My first blog post actually discusses photographers potential liability at length. The first thing that comes to mind is a client’s personal injury due to a photographer’s negligence. Now, it’s true that someone losing images from a wedding due to theft or camera malfunction or the like would also result in the client claiming damages and the photographer being liable. However, when it comes to portrait photography, it seems that the place where photographers are at the biggest risk of financial loss, is through the personal injury of a client during the session (because if you lose images, you could technically re-do a family shoot, or even a newborn shoot, whereas wedding images are irreplaceable). Unless you’ve been living under a rock, you know that newborn safety has been a huge topic of discussion as of late. A myriad of things can go wrong during a newborn session that could result in photographer liability, including the following examples: baby gets overheated or burned from the space heater or heating pad; baby falls off prop, out of sling, etc. and breaks a bone or gets a concussion; or the baby’s umbilical cord gets pulled from getting caught on a blanket while inside a bucket and starts bleeding and later gets infected. During a maternity session, mom-to-be falls and gets hurt walking in a field, requiring bed rest. During a family shoot, a little girl gets bitten by a snake and requires medical attention. The list goes on.
Some of these things might seem to be extreme, but what’s not to say that any one of them couldn’t or wouldn’t happen? Why leave it up to chance? If you don’t have a signed contract addressing liability (and addressing it properly as discussed above), then there’s absolutely nothing protecting you and a judgment against you for damages based on personal injury could be devastating to your business and personal finances.
Why should someone use your forms over typing up their own?
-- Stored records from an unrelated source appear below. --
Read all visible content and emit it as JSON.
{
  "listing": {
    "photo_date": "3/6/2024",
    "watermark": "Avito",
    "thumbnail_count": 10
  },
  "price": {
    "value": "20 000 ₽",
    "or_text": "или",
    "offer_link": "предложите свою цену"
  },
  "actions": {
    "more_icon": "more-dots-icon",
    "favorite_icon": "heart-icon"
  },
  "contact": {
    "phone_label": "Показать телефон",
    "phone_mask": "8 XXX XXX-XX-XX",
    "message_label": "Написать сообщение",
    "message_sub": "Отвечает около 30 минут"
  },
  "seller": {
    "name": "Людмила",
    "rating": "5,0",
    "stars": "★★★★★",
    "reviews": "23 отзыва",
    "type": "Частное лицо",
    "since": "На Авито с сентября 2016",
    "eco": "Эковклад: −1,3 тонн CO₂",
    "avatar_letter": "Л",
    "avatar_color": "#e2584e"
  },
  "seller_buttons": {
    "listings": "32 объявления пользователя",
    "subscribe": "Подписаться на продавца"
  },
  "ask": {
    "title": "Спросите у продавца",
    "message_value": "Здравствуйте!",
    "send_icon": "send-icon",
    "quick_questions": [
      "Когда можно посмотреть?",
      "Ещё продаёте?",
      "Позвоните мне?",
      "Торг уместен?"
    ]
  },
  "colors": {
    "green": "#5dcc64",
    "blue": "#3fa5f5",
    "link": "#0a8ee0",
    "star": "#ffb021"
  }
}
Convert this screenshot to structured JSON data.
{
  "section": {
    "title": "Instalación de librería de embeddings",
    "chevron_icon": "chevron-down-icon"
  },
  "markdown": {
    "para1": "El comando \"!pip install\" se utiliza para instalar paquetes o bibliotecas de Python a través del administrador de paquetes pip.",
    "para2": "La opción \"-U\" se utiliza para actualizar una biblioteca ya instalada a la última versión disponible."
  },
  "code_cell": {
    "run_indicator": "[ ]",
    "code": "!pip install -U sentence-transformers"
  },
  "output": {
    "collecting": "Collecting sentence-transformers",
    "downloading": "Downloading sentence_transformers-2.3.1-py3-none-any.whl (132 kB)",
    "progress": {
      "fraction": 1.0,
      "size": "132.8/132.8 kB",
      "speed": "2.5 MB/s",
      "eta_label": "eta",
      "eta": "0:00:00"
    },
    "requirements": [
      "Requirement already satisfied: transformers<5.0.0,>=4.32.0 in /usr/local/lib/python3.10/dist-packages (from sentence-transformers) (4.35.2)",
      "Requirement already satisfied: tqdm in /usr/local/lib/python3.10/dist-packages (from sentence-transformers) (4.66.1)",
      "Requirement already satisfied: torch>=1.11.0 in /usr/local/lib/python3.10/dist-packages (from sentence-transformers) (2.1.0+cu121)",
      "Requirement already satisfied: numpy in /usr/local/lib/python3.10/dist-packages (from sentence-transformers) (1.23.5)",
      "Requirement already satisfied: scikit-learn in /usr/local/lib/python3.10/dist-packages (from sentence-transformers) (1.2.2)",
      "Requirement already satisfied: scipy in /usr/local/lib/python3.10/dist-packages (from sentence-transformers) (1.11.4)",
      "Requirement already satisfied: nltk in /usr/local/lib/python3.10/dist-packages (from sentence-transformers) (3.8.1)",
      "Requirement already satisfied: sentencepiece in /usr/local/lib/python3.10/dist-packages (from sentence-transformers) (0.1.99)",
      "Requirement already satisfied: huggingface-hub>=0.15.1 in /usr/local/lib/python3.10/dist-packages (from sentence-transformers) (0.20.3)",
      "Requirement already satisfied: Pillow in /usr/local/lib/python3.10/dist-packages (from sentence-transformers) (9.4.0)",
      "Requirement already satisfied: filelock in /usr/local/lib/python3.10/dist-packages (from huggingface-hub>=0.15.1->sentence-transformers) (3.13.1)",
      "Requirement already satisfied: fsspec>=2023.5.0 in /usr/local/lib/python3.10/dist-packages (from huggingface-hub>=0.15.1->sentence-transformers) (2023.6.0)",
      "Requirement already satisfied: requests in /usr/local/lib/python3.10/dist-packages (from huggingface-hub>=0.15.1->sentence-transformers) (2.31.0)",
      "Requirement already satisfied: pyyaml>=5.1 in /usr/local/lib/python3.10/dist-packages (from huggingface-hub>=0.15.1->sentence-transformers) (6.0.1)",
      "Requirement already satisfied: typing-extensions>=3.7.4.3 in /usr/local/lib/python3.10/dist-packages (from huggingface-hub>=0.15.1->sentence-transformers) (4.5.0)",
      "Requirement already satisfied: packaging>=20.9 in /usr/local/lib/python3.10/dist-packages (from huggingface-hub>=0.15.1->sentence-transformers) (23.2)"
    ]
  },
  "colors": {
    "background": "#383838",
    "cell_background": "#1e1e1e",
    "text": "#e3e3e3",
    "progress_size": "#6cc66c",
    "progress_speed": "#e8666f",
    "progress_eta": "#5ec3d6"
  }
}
Lawyers are by nature risk adverse. Part of a lawyer’s job is to sit down and think about everything that can go wrong in a situation or business relationship and then determine the best way to protect their client if something does actually go wrong. I wrote these forms from that perspective. They are extensive and detailed and I included everything I could think of (and that I’ve heard being discussed in photography circles) that might come up during the course of a photographer-client relationship. If you’re JSO in business then you might not be familiar with what policy decisions you should make regarding how you run your business and what provisions should go in the contract. If you’ve been in the industry for a while, you might have missed something or not have it worded properly. But in either case, unless you’re a lawyer or had a lawyer review your contracts, you cannot be guaranteed that it is fully encompassing and that you are actually protected in case something happens. The overwhelming majority of small businesses seek out a lawyer’s advice prior to going into business and a photography business should be no different.
Thank you so much for taking the time to do this interview for us Rebecca! There is such a strong need for your new offerings here and we are so thankful to have come across you. I look forward to continuing to pick your brain personally and be able to work with you on future posts!
Rebecca has been kind enough to provide us with a discount code a perk for LSI members. Please visit this thread at the forum to take advantage of that! Be sure to like the CreatePRO Legal Forms Facebook page as well!
DISCLAIMER: This is not legal advice, just a general discussion of legal and business issues for educational purposes.